Entries from a dataset of interfaces
★ ★ ★ ★ ★

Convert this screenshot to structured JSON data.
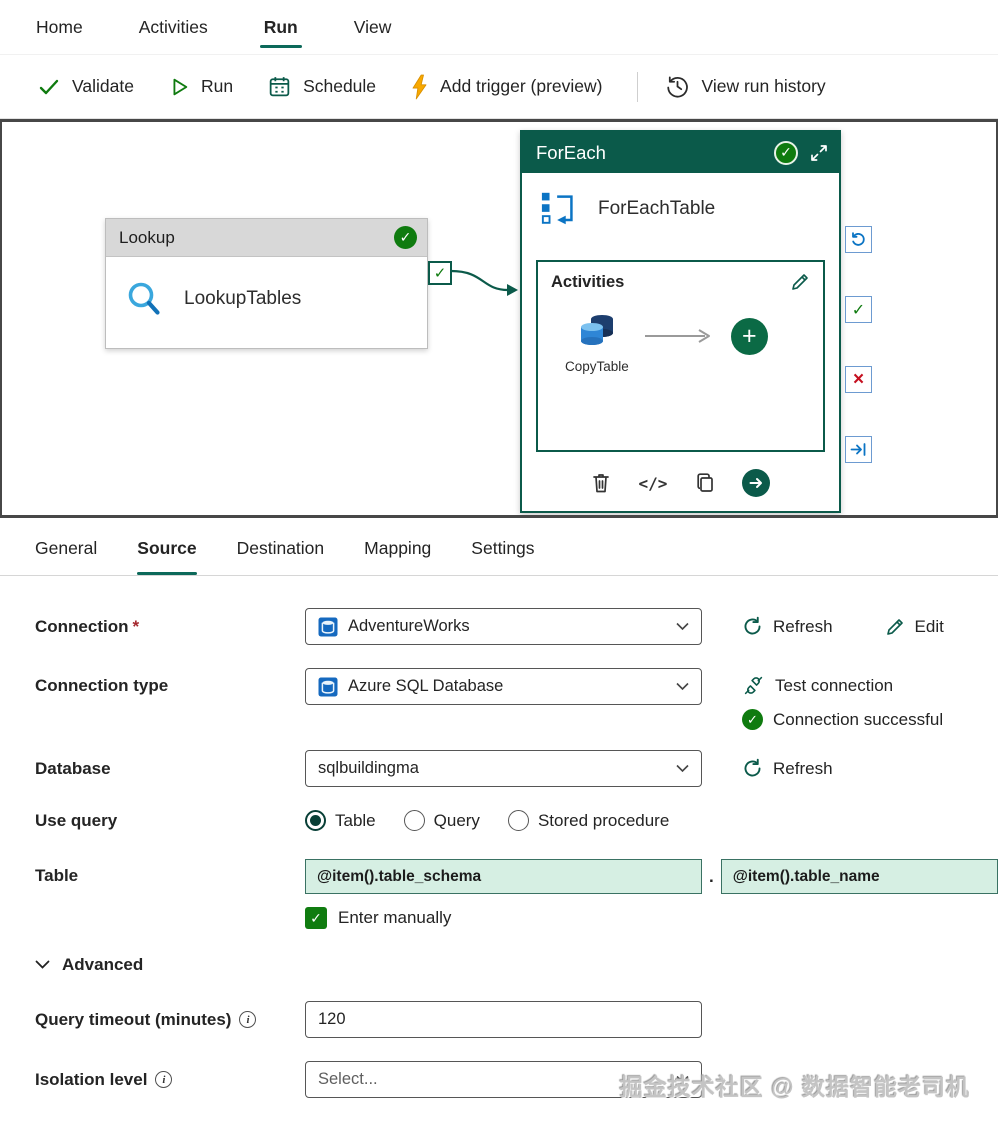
{
  "menubar": {
    "items": [
      {
        "label": "Home"
      },
      {
        "label": "Activities"
      },
      {
        "label": "Run"
      },
      {
        "label": "View"
      }
    ]
  },
  "toolbar": {
    "validate": "Validate",
    "run": "Run",
    "schedule": "Schedule",
    "add_trigger": "Add trigger (preview)",
    "view_run_history": "View run history"
  },
  "canvas": {
    "lookup": {
      "header": "Lookup",
      "name": "LookupTables"
    },
    "foreach": {
      "header": "ForEach",
      "name": "ForEachTable",
      "activities_title": "Activities",
      "inner_activity": "CopyTable"
    }
  },
  "tabs": {
    "items": [
      "General",
      "Source",
      "Destination",
      "Mapping",
      "Settings"
    ],
    "active": "Source"
  },
  "form": {
    "connection": {
      "label": "Connection",
      "required": "*",
      "value": "AdventureWorks",
      "refresh": "Refresh",
      "edit": "Edit"
    },
    "connection_type": {
      "label": "Connection type",
      "value": "Azure SQL Database",
      "test": "Test connection",
      "success": "Connection successful"
    },
    "database": {
      "label": "Database",
      "value": "sqlbuildingma",
      "refresh": "Refresh"
    },
    "use_query": {
      "label": "Use query",
      "options": [
        "Table",
        "Query",
        "Stored procedure"
      ],
      "selected": "Table"
    },
    "table": {
      "label": "Table",
      "schema_value": "@item().table_schema",
      "separator": ".",
      "name_value": "@item().table_name",
      "enter_manually": "Enter manually",
      "enter_manually_checked": true
    },
    "advanced": {
      "label": "Advanced"
    },
    "query_timeout": {
      "label": "Query timeout (minutes)",
      "value": "120"
    },
    "isolation": {
      "label": "Isolation level",
      "placeholder": "Select..."
    }
  },
  "icons": {
    "check": "✓",
    "cross": "×",
    "plus": "+",
    "code": "</>"
  },
  "colors": {
    "accent": "#0c695a",
    "foreach_header": "#0b5a4a",
    "success_green": "#0f7b0f",
    "error_red": "#c50f1f",
    "blue": "#0b74c4"
  },
  "watermark": "掘金技术社区 @ 数据智能老司机"
}
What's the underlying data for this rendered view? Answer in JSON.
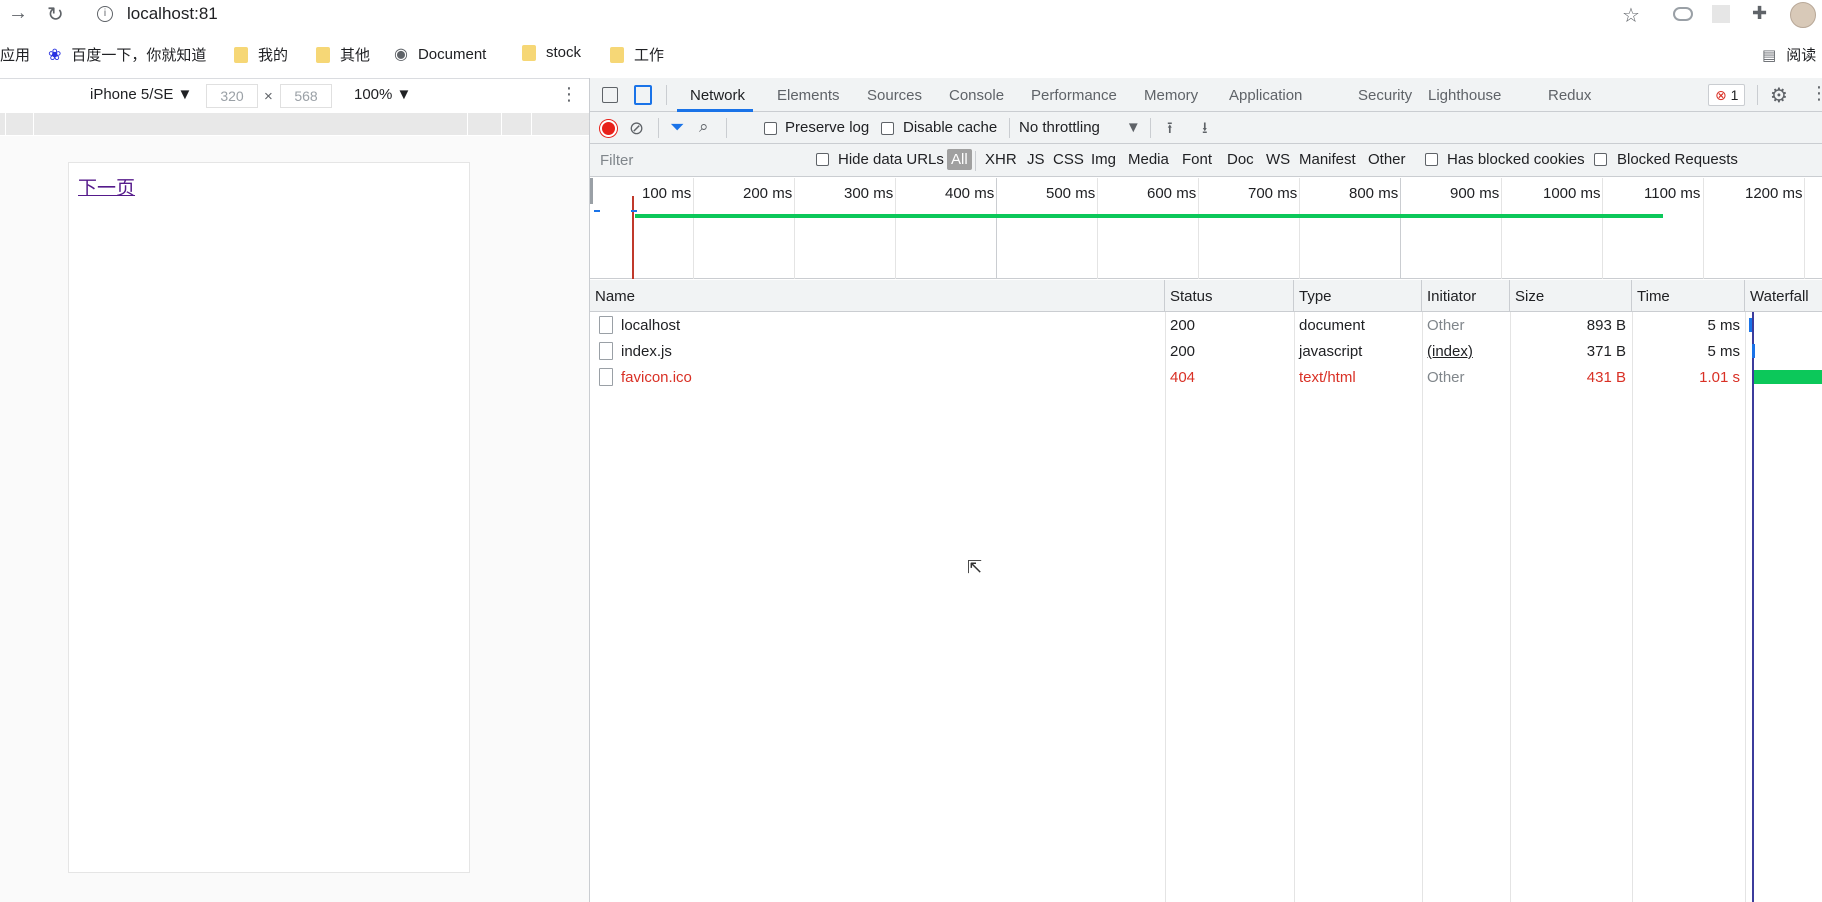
{
  "browser": {
    "url": "localhost:81",
    "bookmarks": [
      "应用",
      "百度一下，你就知道",
      "我的",
      "其他",
      "Document",
      "stock",
      "工作"
    ],
    "reading_list": "阅读"
  },
  "device_toolbar": {
    "device": "iPhone 5/SE ▼",
    "width": "320",
    "times": "×",
    "height": "568",
    "zoom": "100% ▼"
  },
  "page": {
    "link": "下一页"
  },
  "devtools": {
    "tabs": [
      "Network",
      "Elements",
      "Sources",
      "Console",
      "Performance",
      "Memory",
      "Application",
      "Security",
      "Lighthouse",
      "Redux"
    ],
    "error_count": "1",
    "toolbar": {
      "preserve_log": "Preserve log",
      "disable_cache": "Disable cache",
      "throttling": "No throttling"
    },
    "filter": {
      "placeholder": "Filter",
      "hide_data_urls": "Hide data URLs",
      "types": [
        "All",
        "XHR",
        "JS",
        "CSS",
        "Img",
        "Media",
        "Font",
        "Doc",
        "WS",
        "Manifest",
        "Other"
      ],
      "has_blocked_cookies": "Has blocked cookies",
      "blocked_requests": "Blocked Requests"
    },
    "overview_labels": [
      "100 ms",
      "200 ms",
      "300 ms",
      "400 ms",
      "500 ms",
      "600 ms",
      "700 ms",
      "800 ms",
      "900 ms",
      "1000 ms",
      "1100 ms",
      "1200 ms"
    ],
    "columns": [
      "Name",
      "Status",
      "Type",
      "Initiator",
      "Size",
      "Time",
      "Waterfall"
    ],
    "rows": [
      {
        "name": "localhost",
        "status": "200",
        "type": "document",
        "initiator": "Other",
        "size": "893 B",
        "time": "5 ms",
        "error": false
      },
      {
        "name": "index.js",
        "status": "200",
        "type": "javascript",
        "initiator": "(index)",
        "size": "371 B",
        "time": "5 ms",
        "error": false
      },
      {
        "name": "favicon.ico",
        "status": "404",
        "type": "text/html",
        "initiator": "Other",
        "size": "431 B",
        "time": "1.01 s",
        "error": true
      }
    ]
  },
  "colors": {
    "accent": "#1a73e8",
    "error": "#d93025",
    "waterfall_green": "#0cc85a",
    "record": "#e8211a"
  }
}
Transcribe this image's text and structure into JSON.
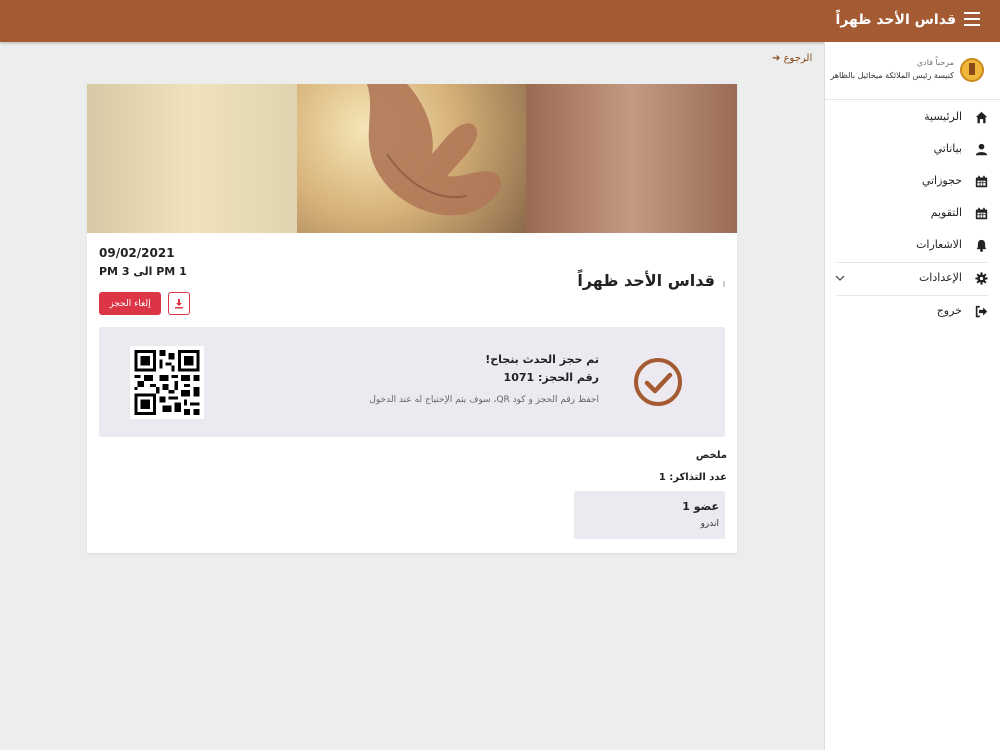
{
  "header": {
    "title": "قداس الأحد ظهراً"
  },
  "user": {
    "greeting": "مرحباً فادي",
    "church": "كنيسة رئيس الملائكة ميخائيل بالظاهر"
  },
  "nav": {
    "home": "الرئيسية",
    "profile": "بياناتي",
    "bookings": "حجوزاتي",
    "calendar": "التقويم",
    "notifications": "الاشعارات",
    "settings": "الإعدادات",
    "logout": "خروج"
  },
  "back_label": "الرجوع",
  "event": {
    "title": "قداس الأحد ظهراً",
    "date": "09/02/2021",
    "time": "1 PM الى 3 PM",
    "cancel_label": "إلغاء الحجز"
  },
  "confirmation": {
    "title": "تم حجز الحدث بنجاح!",
    "booking_number": "رقم الحجز: 1071",
    "note": "احفظ رقم الحجز و كود QR، سوف يتم الإحتياج له عند الدخول"
  },
  "summary": {
    "heading": "ملخص",
    "tickets": "عدد التذاكر: 1",
    "member_name": "عضو 1",
    "member_sub": "اندرو"
  },
  "colors": {
    "brand": "#a45a32",
    "danger": "#dc3545",
    "panel": "#eceaf0"
  }
}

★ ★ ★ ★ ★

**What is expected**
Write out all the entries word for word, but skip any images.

**Your response**
Convert this screenshot to structured JSON data.
{
  "menubar": {
    "items": [
      {
        "label": "Home"
      },
      {
        "label": "Activities"
      },
      {
        "label": "Run"
      },
      {
        "label": "View"
      }
    ]
  },
  "toolbar": {
    "validate": "Validate",
    "run": "Run",
    "schedule": "Schedule",
    "add_trigger": "Add trigger (preview)",
    "view_run_history": "View run history"
  },
  "canvas": {
    "lookup": {
      "header": "Lookup",
      "name": "LookupTables"
    },
    "foreach": {
      "header": "ForEach",
      "name": "ForEachTable",
      "activities_title": "Activities",
      "inner_activity": "CopyTable"
    }
  },
  "tabs": {
    "items": [
      "General",
      "Source",
      "Destination",
      "Mapping",
      "Settings"
    ],
    "active": "Source"
  },
  "form": {
    "connection": {
      "label": "Connection",
      "required": "*",
      "value": "AdventureWorks",
      "refresh": "Refresh",
      "edit": "Edit"
    },
    "connection_type": {
      "label": "Connection type",
      "value": "Azure SQL Database",
      "test": "Test connection",
      "success": "Connection successful"
    },
    "database": {
      "label": "Database",
      "value": "sqlbuildingma",
      "refresh": "Refresh"
    },
    "use_query": {
      "label": "Use query",
      "options": [
        "Table",
        "Query",
        "Stored procedure"
      ],
      "selected": "Table"
    },
    "table": {
      "label": "Table",
      "schema_value": "@item().table_schema",
      "separator": ".",
      "name_value": "@item().table_name",
      "enter_manually": "Enter manually",
      "enter_manually_checked": true
    },
    "advanced": {
      "label": "Advanced"
    },
    "query_timeout": {
      "label": "Query timeout (minutes)",
      "value": "120"
    },
    "isolation": {
      "label": "Isolation level",
      "placeholder": "Select..."
    }
  },
  "icons": {
    "check": "✓",
    "cross": "×",
    "plus": "+",
    "code": "</>"
  },
  "colors": {
    "accent": "#0c695a",
    "foreach_header": "#0b5a4a",
    "success_green": "#0f7b0f",
    "error_red": "#c50f1f",
    "blue": "#0b74c4"
  },
  "watermark": "掘金技术社区 @ 数据智能老司机"
}
What's the underlying data for this rendered view? Answer in JSON.
{
  "browser": {
    "url": "localhost:81",
    "bookmarks": [
      "应用",
      "百度一下，你就知道",
      "我的",
      "其他",
      "Document",
      "stock",
      "工作"
    ],
    "reading_list": "阅读"
  },
  "device_toolbar": {
    "device": "iPhone 5/SE ▼",
    "width": "320",
    "times": "×",
    "height": "568",
    "zoom": "100% ▼"
  },
  "page": {
    "link": "下一页"
  },
  "devtools": {
    "tabs": [
      "Network",
      "Elements",
      "Sources",
      "Console",
      "Performance",
      "Memory",
      "Application",
      "Security",
      "Lighthouse",
      "Redux"
    ],
    "error_count": "1",
    "toolbar": {
      "preserve_log": "Preserve log",
      "disable_cache": "Disable cache",
      "throttling": "No throttling"
    },
    "filter": {
      "placeholder": "Filter",
      "hide_data_urls": "Hide data URLs",
      "types": [
        "All",
        "XHR",
        "JS",
        "CSS",
        "Img",
        "Media",
        "Font",
        "Doc",
        "WS",
        "Manifest",
        "Other"
      ],
      "has_blocked_cookies": "Has blocked cookies",
      "blocked_requests": "Blocked Requests"
    },
    "overview_labels": [
      "100 ms",
      "200 ms",
      "300 ms",
      "400 ms",
      "500 ms",
      "600 ms",
      "700 ms",
      "800 ms",
      "900 ms",
      "1000 ms",
      "1100 ms",
      "1200 ms"
    ],
    "columns": [
      "Name",
      "Status",
      "Type",
      "Initiator",
      "Size",
      "Time",
      "Waterfall"
    ],
    "rows": [
      {
        "name": "localhost",
        "status": "200",
        "type": "document",
        "initiator": "Other",
        "size": "893 B",
        "time": "5 ms",
        "error": false
      },
      {
        "name": "index.js",
        "status": "200",
        "type": "javascript",
        "initiator": "(index)",
        "size": "371 B",
        "time": "5 ms",
        "error": false
      },
      {
        "name": "favicon.ico",
        "status": "404",
        "type": "text/html",
        "initiator": "Other",
        "size": "431 B",
        "time": "1.01 s",
        "error": true
      }
    ]
  },
  "colors": {
    "accent": "#1a73e8",
    "error": "#d93025",
    "waterfall_green": "#0cc85a",
    "record": "#e8211a"
  }
}
Transcribe this image's text and structure into JSON.
{
  "header": {
    "title": "قداس الأحد ظهراً"
  },
  "user": {
    "greeting": "مرحباً فادي",
    "church": "كنيسة رئيس الملائكة ميخائيل بالظاهر"
  },
  "nav": {
    "home": "الرئيسية",
    "profile": "بياناتي",
    "bookings": "حجوزاتي",
    "calendar": "التقويم",
    "notifications": "الاشعارات",
    "settings": "الإعدادات",
    "logout": "خروج"
  },
  "back_label": "الرجوع",
  "event": {
    "title": "قداس الأحد ظهراً",
    "date": "09/02/2021",
    "time": "1 PM الى 3 PM",
    "cancel_label": "إلغاء الحجز"
  },
  "confirmation": {
    "title": "تم حجز الحدث بنجاح!",
    "booking_number": "رقم الحجز: 1071",
    "note": "احفظ رقم الحجز و كود QR، سوف يتم الإحتياج له عند الدخول"
  },
  "summary": {
    "heading": "ملخص",
    "tickets": "عدد التذاكر: 1",
    "member_name": "عضو 1",
    "member_sub": "اندرو"
  },
  "colors": {
    "brand": "#a45a32",
    "danger": "#dc3545",
    "panel": "#eceaf0"
  }
}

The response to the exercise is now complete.